### WHAT YOU HAVE TO DO
Return all the entries below exactly as they were given.

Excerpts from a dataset
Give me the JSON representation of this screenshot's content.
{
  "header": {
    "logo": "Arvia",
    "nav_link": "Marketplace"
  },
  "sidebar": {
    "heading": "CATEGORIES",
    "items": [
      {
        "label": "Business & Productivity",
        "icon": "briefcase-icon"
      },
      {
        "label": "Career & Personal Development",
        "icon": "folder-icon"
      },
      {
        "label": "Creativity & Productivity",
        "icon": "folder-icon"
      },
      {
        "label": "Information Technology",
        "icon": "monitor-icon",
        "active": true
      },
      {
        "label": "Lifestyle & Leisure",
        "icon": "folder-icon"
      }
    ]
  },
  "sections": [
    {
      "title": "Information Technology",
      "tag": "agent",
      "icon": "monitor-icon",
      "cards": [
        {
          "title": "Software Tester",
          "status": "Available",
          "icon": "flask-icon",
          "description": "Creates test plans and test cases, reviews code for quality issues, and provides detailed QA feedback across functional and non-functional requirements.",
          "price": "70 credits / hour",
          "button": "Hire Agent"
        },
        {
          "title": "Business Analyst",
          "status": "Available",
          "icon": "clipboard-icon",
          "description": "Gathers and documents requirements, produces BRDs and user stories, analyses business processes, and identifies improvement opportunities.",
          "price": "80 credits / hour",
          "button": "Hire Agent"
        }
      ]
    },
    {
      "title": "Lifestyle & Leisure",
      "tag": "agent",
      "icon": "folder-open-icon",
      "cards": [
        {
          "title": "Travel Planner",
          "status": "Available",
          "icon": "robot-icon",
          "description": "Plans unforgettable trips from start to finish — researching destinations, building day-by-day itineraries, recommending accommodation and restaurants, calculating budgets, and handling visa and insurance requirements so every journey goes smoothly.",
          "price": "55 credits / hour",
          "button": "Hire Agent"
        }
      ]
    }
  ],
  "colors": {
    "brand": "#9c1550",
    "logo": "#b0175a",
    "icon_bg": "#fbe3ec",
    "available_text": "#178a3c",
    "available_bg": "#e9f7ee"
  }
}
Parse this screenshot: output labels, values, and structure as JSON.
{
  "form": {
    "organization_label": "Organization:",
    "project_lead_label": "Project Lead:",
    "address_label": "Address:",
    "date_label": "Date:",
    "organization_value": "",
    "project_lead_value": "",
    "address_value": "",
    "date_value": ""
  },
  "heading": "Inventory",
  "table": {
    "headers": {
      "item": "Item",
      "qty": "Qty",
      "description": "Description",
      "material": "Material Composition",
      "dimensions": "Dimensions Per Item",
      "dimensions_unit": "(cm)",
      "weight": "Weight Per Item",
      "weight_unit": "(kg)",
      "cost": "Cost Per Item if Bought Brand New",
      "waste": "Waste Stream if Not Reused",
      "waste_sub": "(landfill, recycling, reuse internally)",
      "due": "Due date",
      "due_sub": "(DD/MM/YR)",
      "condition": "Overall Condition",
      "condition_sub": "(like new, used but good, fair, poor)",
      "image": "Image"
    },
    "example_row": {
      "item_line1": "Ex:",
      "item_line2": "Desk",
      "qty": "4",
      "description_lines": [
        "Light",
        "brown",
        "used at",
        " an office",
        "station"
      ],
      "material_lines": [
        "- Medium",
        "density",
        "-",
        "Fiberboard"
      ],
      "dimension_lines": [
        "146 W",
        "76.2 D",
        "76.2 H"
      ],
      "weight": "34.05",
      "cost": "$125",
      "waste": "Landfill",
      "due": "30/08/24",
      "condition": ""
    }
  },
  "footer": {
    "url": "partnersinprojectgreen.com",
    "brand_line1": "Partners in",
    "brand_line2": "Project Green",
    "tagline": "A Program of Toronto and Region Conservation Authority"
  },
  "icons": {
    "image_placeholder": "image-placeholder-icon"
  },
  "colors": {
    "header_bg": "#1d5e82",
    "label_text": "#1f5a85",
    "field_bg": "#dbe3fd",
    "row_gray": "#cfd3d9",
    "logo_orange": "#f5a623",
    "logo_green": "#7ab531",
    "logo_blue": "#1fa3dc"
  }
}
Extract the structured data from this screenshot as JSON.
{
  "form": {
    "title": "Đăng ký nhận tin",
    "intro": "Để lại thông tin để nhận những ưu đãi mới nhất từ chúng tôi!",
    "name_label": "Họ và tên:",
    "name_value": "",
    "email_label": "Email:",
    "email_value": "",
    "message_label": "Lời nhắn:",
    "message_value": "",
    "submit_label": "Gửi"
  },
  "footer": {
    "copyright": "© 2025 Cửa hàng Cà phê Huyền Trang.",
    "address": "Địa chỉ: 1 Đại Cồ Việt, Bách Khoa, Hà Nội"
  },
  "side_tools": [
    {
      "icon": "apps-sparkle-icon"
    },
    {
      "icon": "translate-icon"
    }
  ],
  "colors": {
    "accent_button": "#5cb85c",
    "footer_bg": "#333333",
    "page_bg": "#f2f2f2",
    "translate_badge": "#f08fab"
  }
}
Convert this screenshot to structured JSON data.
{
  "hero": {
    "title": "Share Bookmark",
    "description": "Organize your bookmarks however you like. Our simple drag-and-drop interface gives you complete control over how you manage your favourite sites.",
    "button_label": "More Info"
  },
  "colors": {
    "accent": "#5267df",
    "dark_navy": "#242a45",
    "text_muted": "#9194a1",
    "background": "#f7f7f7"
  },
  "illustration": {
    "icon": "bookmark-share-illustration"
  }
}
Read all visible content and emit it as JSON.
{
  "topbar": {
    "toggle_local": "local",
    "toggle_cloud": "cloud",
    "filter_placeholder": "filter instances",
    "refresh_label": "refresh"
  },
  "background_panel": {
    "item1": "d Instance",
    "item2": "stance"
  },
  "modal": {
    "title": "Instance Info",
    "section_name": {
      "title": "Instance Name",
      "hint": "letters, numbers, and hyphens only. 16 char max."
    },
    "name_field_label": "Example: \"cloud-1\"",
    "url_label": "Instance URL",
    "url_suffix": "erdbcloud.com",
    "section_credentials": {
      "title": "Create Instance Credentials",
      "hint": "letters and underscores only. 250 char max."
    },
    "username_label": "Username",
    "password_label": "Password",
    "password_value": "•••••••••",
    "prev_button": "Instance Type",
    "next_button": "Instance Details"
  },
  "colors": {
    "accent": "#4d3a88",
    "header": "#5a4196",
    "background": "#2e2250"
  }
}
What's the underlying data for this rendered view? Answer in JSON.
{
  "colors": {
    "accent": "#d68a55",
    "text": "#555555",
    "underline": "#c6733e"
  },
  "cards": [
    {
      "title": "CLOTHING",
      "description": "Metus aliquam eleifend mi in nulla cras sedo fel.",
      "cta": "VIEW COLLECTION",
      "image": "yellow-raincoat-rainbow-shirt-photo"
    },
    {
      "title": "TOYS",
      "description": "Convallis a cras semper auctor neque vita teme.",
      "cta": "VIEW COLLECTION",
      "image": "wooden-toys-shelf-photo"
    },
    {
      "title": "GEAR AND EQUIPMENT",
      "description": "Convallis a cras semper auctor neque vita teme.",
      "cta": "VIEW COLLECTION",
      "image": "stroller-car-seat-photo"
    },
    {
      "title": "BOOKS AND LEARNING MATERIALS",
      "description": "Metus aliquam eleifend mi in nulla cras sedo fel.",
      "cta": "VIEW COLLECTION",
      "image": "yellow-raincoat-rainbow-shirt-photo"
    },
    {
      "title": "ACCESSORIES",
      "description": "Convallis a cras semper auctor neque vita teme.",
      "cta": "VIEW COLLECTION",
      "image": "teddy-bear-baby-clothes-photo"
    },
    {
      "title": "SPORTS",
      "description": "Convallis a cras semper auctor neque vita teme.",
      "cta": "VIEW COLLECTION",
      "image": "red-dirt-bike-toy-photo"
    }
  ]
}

### TASK RESULT
Give me the JSON representation of this screenshot's content.
{
  "header": {
    "logo": "Arvia",
    "nav_link": "Marketplace"
  },
  "sidebar": {
    "heading": "CATEGORIES",
    "items": [
      {
        "label": "Business & Productivity",
        "icon": "briefcase-icon"
      },
      {
        "label": "Career & Personal Development",
        "icon": "folder-icon"
      },
      {
        "label": "Creativity & Productivity",
        "icon": "folder-icon"
      },
      {
        "label": "Information Technology",
        "icon": "monitor-icon",
        "active": true
      },
      {
        "label": "Lifestyle & Leisure",
        "icon": "folder-icon"
      }
    ]
  },
  "sections": [
    {
      "title": "Information Technology",
      "tag": "agent",
      "icon": "monitor-icon",
      "cards": [
        {
          "title": "Software Tester",
          "status": "Available",
          "icon": "flask-icon",
          "description": "Creates test plans and test cases, reviews code for quality issues, and provides detailed QA feedback across functional and non-functional requirements.",
          "price": "70 credits / hour",
          "button": "Hire Agent"
        },
        {
          "title": "Business Analyst",
          "status": "Available",
          "icon": "clipboard-icon",
          "description": "Gathers and documents requirements, produces BRDs and user stories, analyses business processes, and identifies improvement opportunities.",
          "price": "80 credits / hour",
          "button": "Hire Agent"
        }
      ]
    },
    {
      "title": "Lifestyle & Leisure",
      "tag": "agent",
      "icon": "folder-open-icon",
      "cards": [
        {
          "title": "Travel Planner",
          "status": "Available",
          "icon": "robot-icon",
          "description": "Plans unforgettable trips from start to finish — researching destinations, building day-by-day itineraries, recommending accommodation and restaurants, calculating budgets, and handling visa and insurance requirements so every journey goes smoothly.",
          "price": "55 credits / hour",
          "button": "Hire Agent"
        }
      ]
    }
  ],
  "colors": {
    "brand": "#9c1550",
    "logo": "#b0175a",
    "icon_bg": "#fbe3ec",
    "available_text": "#178a3c",
    "available_bg": "#e9f7ee"
  }
}
Parse this screenshot: output labels, values, and structure as JSON.
{
  "form": {
    "organization_label": "Organization:",
    "project_lead_label": "Project Lead:",
    "address_label": "Address:",
    "date_label": "Date:",
    "organization_value": "",
    "project_lead_value": "",
    "address_value": "",
    "date_value": ""
  },
  "heading": "Inventory",
  "table": {
    "headers": {
      "item": "Item",
      "qty": "Qty",
      "description": "Description",
      "material": "Material Composition",
      "dimensions": "Dimensions Per Item",
      "dimensions_unit": "(cm)",
      "weight": "Weight Per Item",
      "weight_unit": "(kg)",
      "cost": "Cost Per Item if Bought Brand New",
      "waste": "Waste Stream if Not Reused",
      "waste_sub": "(landfill, recycling, reuse internally)",
      "due": "Due date",
      "due_sub": "(DD/MM/YR)",
      "condition": "Overall Condition",
      "condition_sub": "(like new, used but good, fair, poor)",
      "image": "Image"
    },
    "example_row": {
      "item_line1": "Ex:",
      "item_line2": "Desk",
      "qty": "4",
      "description_lines": [
        "Light",
        "brown",
        "used at",
        " an office",
        "station"
      ],
      "material_lines": [
        "- Medium",
        "density",
        "-",
        "Fiberboard"
      ],
      "dimension_lines": [
        "146 W",
        "76.2 D",
        "76.2 H"
      ],
      "weight": "34.05",
      "cost": "$125",
      "waste": "Landfill",
      "due": "30/08/24",
      "condition": ""
    }
  },
  "footer": {
    "url": "partnersinprojectgreen.com",
    "brand_line1": "Partners in",
    "brand_line2": "Project Green",
    "tagline": "A Program of Toronto and Region Conservation Authority"
  },
  "icons": {
    "image_placeholder": "image-placeholder-icon"
  },
  "colors": {
    "header_bg": "#1d5e82",
    "label_text": "#1f5a85",
    "field_bg": "#dbe3fd",
    "row_gray": "#cfd3d9",
    "logo_orange": "#f5a623",
    "logo_green": "#7ab531",
    "logo_blue": "#1fa3dc"
  }
}
Extract the structured data from this screenshot as JSON.
{
  "form": {
    "title": "Đăng ký nhận tin",
    "intro": "Để lại thông tin để nhận những ưu đãi mới nhất từ chúng tôi!",
    "name_label": "Họ và tên:",
    "name_value": "",
    "email_label": "Email:",
    "email_value": "",
    "message_label": "Lời nhắn:",
    "message_value": "",
    "submit_label": "Gửi"
  },
  "footer": {
    "copyright": "© 2025 Cửa hàng Cà phê Huyền Trang.",
    "address": "Địa chỉ: 1 Đại Cồ Việt, Bách Khoa, Hà Nội"
  },
  "side_tools": [
    {
      "icon": "apps-sparkle-icon"
    },
    {
      "icon": "translate-icon"
    }
  ],
  "colors": {
    "accent_button": "#5cb85c",
    "footer_bg": "#333333",
    "page_bg": "#f2f2f2",
    "translate_badge": "#f08fab"
  }
}
Convert this screenshot to structured JSON data.
{
  "hero": {
    "title": "Share Bookmark",
    "description": "Organize your bookmarks however you like. Our simple drag-and-drop interface gives you complete control over how you manage your favourite sites.",
    "button_label": "More Info"
  },
  "colors": {
    "accent": "#5267df",
    "dark_navy": "#242a45",
    "text_muted": "#9194a1",
    "background": "#f7f7f7"
  },
  "illustration": {
    "icon": "bookmark-share-illustration"
  }
}
Read all visible content and emit it as JSON.
{
  "topbar": {
    "toggle_local": "local",
    "toggle_cloud": "cloud",
    "filter_placeholder": "filter instances",
    "refresh_label": "refresh"
  },
  "background_panel": {
    "item1": "d Instance",
    "item2": "stance"
  },
  "modal": {
    "title": "Instance Info",
    "section_name": {
      "title": "Instance Name",
      "hint": "letters, numbers, and hyphens only. 16 char max."
    },
    "name_field_label": "Example: \"cloud-1\"",
    "url_label": "Instance URL",
    "url_suffix": "erdbcloud.com",
    "section_credentials": {
      "title": "Create Instance Credentials",
      "hint": "letters and underscores only. 250 char max."
    },
    "username_label": "Username",
    "password_label": "Password",
    "password_value": "•••••••••",
    "prev_button": "Instance Type",
    "next_button": "Instance Details"
  },
  "colors": {
    "accent": "#4d3a88",
    "header": "#5a4196",
    "background": "#2e2250"
  }
}
What's the underlying data for this rendered view? Answer in JSON.
{
  "colors": {
    "accent": "#d68a55",
    "text": "#555555",
    "underline": "#c6733e"
  },
  "cards": [
    {
      "title": "CLOTHING",
      "description": "Metus aliquam eleifend mi in nulla cras sedo fel.",
      "cta": "VIEW COLLECTION",
      "image": "yellow-raincoat-rainbow-shirt-photo"
    },
    {
      "title": "TOYS",
      "description": "Convallis a cras semper auctor neque vita teme.",
      "cta": "VIEW COLLECTION",
      "image": "wooden-toys-shelf-photo"
    },
    {
      "title": "GEAR AND EQUIPMENT",
      "description": "Convallis a cras semper auctor neque vita teme.",
      "cta": "VIEW COLLECTION",
      "image": "stroller-car-seat-photo"
    },
    {
      "title": "BOOKS AND LEARNING MATERIALS",
      "description": "Metus aliquam eleifend mi in nulla cras sedo fel.",
      "cta": "VIEW COLLECTION",
      "image": "yellow-raincoat-rainbow-shirt-photo"
    },
    {
      "title": "ACCESSORIES",
      "description": "Convallis a cras semper auctor neque vita teme.",
      "cta": "VIEW COLLECTION",
      "image": "teddy-bear-baby-clothes-photo"
    },
    {
      "title": "SPORTS",
      "description": "Convallis a cras semper auctor neque vita teme.",
      "cta": "VIEW COLLECTION",
      "image": "red-dirt-bike-toy-photo"
    }
  ]
}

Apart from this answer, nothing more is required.